Narrator: Tristan James
Length: 9 hours, 1 minute
Miro Jones has been crazy for his best friend and partner, fellow Deputy US Marshal Ian Doyle, for years. Ian is kind of intense and crazy, the sort of guy who is always running toward trouble, but Miro has fallen hard for him regardless. They make great partners and are the closest of friends, which is why Miro has to keep his feelings for Ian secret. Ian is straight and has a girlfriend, not to mention a past string of hookups, and so Miro figures if his feelings ever come out it would ruin the close friendship the two men have. But Ian is so touchy-feely with Miro, so comfortable in Miro’s space and in his life, that is killing him to stay hands off the sexy man.
It seems like everyone else is seeing something between them that Miro is not. But one day, Miro realizes that just maybe Ian is interested after all. When they finally get together, things ignite between them, giving Miro exactly what he has always wanted. Ian has alway resisted being tied down by anyone. He is a part-time soldier in addition to his marshal duties, and as such he is a leader on the job. But it soon becomes clear that in the relationship department, Ian definitely likes it when Miro takes charge.
Even as things are heating up between them, a new case brings danger and excitement. What starts out as a routine witness transport turns into a matter of life and death. Ian and Miro have just found their way to each other’s hearts, and now their lives are threatened before things really get started between them.
All Kinds of Tied Down is the first book in Mary Calmes’ Marshals series. I have heard such great things about this series, and am a fan of Calmes’ work, so I decided to give it a shot in audio.

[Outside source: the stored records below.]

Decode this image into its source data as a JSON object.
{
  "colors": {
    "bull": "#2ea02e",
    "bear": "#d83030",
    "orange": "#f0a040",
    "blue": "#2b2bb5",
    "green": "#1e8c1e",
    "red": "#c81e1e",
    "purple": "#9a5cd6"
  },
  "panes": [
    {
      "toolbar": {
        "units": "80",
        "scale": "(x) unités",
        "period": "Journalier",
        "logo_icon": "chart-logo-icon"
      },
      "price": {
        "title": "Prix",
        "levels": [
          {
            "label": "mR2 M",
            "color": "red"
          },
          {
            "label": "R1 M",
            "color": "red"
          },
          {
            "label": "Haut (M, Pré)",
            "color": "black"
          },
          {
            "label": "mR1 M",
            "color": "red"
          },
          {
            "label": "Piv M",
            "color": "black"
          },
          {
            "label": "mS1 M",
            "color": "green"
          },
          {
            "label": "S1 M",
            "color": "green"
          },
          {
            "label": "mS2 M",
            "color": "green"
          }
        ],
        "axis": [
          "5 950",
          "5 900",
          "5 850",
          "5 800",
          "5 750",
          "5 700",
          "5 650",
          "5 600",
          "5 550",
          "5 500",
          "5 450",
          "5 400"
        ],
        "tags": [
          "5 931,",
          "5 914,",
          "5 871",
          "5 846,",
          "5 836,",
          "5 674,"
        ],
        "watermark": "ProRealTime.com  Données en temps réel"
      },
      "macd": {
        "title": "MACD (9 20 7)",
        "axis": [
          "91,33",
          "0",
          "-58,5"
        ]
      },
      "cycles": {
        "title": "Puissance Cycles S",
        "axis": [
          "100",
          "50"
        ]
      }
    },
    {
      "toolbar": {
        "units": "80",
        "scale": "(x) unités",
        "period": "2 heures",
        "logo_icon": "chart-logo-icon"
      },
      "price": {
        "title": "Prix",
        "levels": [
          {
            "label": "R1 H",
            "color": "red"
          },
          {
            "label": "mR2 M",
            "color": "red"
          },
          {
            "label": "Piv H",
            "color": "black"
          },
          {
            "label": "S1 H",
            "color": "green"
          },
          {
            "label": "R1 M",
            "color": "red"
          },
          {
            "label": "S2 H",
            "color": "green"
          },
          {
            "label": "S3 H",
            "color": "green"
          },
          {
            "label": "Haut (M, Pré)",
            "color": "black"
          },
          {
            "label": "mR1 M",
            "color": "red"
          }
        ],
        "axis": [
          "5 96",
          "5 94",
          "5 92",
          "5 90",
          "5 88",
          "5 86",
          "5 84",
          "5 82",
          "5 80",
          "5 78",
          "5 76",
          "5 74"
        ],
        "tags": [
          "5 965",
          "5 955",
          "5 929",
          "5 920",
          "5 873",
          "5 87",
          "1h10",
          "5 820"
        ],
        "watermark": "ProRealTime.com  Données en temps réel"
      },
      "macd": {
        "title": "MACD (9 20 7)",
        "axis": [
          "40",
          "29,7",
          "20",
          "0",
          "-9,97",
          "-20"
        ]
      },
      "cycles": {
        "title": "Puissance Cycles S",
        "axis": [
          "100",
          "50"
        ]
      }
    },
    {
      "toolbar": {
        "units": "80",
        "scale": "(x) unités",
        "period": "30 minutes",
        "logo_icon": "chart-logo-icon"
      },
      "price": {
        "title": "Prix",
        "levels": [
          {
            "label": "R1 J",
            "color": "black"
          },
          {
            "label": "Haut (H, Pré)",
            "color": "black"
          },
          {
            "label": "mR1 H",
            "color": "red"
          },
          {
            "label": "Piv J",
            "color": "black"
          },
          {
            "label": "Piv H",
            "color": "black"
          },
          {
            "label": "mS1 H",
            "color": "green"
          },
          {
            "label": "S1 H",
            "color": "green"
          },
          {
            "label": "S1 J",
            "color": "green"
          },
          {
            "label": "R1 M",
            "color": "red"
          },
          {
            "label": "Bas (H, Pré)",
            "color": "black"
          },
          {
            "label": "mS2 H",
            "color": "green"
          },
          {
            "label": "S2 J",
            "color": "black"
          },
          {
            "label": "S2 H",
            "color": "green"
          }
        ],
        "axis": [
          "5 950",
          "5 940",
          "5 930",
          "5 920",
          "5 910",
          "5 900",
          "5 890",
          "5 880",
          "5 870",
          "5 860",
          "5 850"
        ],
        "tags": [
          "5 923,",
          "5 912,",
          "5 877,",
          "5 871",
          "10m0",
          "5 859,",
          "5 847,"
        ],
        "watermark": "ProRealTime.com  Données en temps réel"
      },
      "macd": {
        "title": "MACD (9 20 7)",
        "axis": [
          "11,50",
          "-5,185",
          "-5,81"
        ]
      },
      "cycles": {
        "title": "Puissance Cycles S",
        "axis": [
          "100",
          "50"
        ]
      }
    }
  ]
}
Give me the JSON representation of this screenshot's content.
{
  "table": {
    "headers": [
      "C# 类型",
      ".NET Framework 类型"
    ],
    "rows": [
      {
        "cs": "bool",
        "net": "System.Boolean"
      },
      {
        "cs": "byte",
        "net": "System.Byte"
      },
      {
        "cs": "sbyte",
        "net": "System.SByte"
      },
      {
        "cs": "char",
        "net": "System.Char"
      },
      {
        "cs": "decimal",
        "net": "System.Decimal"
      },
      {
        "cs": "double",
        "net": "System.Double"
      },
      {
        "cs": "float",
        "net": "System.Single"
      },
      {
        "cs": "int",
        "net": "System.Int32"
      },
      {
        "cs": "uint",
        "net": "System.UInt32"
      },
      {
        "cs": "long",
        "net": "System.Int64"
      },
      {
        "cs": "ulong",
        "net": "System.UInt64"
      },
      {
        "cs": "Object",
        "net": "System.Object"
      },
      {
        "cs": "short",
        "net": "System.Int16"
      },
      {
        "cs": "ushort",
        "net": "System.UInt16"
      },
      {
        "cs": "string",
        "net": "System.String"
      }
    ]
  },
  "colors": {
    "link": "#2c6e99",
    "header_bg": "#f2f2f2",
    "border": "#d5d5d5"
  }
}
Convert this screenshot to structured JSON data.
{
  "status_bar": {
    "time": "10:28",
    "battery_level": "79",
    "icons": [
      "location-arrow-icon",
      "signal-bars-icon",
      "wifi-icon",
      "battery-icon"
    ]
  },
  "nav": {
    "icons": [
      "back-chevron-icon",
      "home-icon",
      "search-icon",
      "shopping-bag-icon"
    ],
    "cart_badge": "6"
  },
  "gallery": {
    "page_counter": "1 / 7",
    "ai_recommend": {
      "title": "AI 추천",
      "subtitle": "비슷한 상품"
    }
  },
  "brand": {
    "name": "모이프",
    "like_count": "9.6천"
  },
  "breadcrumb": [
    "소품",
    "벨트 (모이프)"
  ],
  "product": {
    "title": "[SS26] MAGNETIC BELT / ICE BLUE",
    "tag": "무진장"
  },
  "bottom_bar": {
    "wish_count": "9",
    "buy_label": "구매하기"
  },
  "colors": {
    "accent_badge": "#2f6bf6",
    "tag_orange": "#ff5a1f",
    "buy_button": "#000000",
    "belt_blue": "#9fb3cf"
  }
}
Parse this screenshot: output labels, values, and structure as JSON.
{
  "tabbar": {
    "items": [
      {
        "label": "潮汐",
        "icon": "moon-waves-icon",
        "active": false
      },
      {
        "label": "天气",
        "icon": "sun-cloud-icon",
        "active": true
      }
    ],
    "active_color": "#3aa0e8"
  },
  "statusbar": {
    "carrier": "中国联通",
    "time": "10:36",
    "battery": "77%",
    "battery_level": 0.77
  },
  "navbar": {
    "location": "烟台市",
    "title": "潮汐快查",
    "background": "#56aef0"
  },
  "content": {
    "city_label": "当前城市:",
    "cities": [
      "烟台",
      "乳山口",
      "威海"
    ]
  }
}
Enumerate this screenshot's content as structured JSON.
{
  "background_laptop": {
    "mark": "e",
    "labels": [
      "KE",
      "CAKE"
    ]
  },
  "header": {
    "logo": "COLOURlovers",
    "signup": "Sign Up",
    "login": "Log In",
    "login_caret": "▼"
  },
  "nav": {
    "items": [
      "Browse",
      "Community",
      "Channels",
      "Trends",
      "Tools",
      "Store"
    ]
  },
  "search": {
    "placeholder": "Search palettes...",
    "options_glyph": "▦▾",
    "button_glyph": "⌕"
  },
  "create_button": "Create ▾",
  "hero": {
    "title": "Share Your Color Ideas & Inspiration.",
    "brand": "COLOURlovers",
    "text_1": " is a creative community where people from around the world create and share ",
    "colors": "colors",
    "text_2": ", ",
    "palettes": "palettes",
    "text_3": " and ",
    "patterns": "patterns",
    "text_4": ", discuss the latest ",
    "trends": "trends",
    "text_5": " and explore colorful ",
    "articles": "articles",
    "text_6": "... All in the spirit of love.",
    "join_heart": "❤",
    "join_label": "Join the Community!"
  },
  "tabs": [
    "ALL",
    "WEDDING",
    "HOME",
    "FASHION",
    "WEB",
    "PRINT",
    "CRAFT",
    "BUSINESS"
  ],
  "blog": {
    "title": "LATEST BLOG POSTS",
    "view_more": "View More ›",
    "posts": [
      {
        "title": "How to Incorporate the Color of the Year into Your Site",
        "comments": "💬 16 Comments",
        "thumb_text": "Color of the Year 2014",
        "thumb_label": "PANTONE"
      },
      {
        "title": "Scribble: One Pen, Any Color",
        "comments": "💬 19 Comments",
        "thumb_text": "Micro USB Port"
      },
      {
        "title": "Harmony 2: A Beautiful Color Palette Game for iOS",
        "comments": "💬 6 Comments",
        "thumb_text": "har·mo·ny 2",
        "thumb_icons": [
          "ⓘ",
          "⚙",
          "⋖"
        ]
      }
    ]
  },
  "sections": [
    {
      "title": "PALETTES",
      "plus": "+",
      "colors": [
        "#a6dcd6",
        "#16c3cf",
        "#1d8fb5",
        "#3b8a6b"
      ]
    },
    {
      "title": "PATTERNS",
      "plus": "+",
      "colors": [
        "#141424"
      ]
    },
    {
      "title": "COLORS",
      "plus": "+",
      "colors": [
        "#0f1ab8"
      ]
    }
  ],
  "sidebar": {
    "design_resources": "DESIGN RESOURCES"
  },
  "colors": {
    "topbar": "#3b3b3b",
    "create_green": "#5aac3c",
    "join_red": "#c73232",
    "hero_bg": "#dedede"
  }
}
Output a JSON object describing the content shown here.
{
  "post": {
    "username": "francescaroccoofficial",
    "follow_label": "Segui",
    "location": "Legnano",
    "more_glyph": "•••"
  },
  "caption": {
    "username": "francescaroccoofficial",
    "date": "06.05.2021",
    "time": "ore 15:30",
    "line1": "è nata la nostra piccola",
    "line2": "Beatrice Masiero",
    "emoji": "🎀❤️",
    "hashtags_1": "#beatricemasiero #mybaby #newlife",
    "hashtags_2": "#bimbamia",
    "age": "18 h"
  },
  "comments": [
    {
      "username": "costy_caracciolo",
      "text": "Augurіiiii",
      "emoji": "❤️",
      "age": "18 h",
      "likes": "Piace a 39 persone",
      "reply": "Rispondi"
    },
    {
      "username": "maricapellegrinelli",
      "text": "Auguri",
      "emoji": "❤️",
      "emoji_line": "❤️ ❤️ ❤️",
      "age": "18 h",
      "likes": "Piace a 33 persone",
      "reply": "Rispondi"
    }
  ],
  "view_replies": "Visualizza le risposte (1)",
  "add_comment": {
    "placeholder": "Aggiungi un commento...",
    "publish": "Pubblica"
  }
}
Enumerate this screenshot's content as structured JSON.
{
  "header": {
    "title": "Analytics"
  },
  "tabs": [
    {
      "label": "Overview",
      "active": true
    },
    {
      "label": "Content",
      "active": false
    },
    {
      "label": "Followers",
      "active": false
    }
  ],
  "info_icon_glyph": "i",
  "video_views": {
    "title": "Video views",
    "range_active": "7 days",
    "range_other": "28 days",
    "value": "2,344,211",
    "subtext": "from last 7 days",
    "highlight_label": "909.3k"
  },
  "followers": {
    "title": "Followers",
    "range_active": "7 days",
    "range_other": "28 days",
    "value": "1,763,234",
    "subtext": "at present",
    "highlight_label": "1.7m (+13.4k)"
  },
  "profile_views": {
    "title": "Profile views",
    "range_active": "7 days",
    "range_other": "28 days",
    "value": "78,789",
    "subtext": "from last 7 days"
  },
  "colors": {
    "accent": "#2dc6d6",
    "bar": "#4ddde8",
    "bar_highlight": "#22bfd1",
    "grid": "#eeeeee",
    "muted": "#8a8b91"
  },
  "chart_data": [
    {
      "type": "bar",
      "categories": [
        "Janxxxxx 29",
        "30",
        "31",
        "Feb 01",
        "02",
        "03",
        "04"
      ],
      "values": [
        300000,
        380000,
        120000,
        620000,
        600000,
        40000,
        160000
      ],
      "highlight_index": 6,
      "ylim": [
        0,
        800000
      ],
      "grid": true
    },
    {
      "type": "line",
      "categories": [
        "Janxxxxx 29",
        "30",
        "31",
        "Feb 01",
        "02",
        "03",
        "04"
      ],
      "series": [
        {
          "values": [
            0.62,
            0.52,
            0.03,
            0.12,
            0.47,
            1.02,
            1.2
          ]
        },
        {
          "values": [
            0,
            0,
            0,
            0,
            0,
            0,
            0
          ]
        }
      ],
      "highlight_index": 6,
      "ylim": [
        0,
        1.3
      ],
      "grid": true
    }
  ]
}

I loved Ian and Miro as partners. We can feel Miro pining away for Ian almost from the start and the chemistry between them is crazy. We can really see how hard Miro has fallen for Ian, but at the same time, he really tries to hold back and not mess things up between them. I also liked how Miro supports Ian in his relationship with his girlfriend and doesn’t try to get in the way. Miro has pretty much accepted nothing is ever going to happen between them, so he is just doing his best to get by. Things are made more complicated by the fact that these guys are partners and best friends, not to mention that Ian is way in Miro’s personal space all the time. He wants to spend pretty much every minute together, which is both great for Miro, and torture as well. I liked the way these guys banter and bicker and give each other a hard time, but also clearly have such a close bond. And when they finally get together, things are totally explosive between them.
On that note, however, it does take some time for things to really develop here on the relationship end. I liked that Calmes takes the time to establish the bonds of friendship between them and show how close the guys are. But we are well into the book before anything happens either between the men relationship-wise, or in the key case that is the focus of the suspense. A lot of the first part is the guys taking on various assignments, and I kept thinking “this has got to be the thing” that is important, but then it passes and something new comes along. Ian is also gone on military duty for part of the book and Miro is alone, or hanging out with his other besties. So I felt like this part goes on for a little too long before we get to the real meat of the story on either the romantic or the suspense end.
I listened to this one in audio, so those feelings about timing may have been partly influenced by the fact that I was listening rather than reading. Tristan James is the narrator here and I think overall he does a good job. Honestly, for me in audio, my biggest criteria is a generally pleasant listening experience and James delivers that. The pacing is good and nothing is too jarring, so overall it worked. But looking into details, there are some problem areas for me. First off, James’ tone remains the same sort of casual vibe throughout the book, regardless of what is happening. Whether it is a routine conversation, a passionate sex scene, a heated argument, etc, everything is narrated with the same kind of blasé tone. So I think in many places it takes the energy of the story down a notch, or just feels off from what is happening in the book. In the same way, we get verbal cues that don’t carry over into audio. For example, “he moaned” or “he yelled” are spoken, but they aren’t conveyed in the narration. The other big problem is that pretty much everyone’s voice sounds the same. Ian does have a slightly different voice than Miro some of the time. But mostly it sounds just alike, and there were many conversations between them, or between other characters, where I couldn’t tell who was talking. Most of the women were kind of nasal and whiny sounding, which made them come across unpleasantly even when they were perfectly fine characters. So like I said, the audio was mostly fine and pleasant, but nothing that really excited me or made the book come to life beyond the words on the page.
Overall I really enjoyed this first installment in the Marshals series and I am eager to catch up with the other books. Now that Ian and Miro are together, I am really looking forward to seeing where Calmes takes them from here.
A review copy of this book was provided by Dreamspinner Press.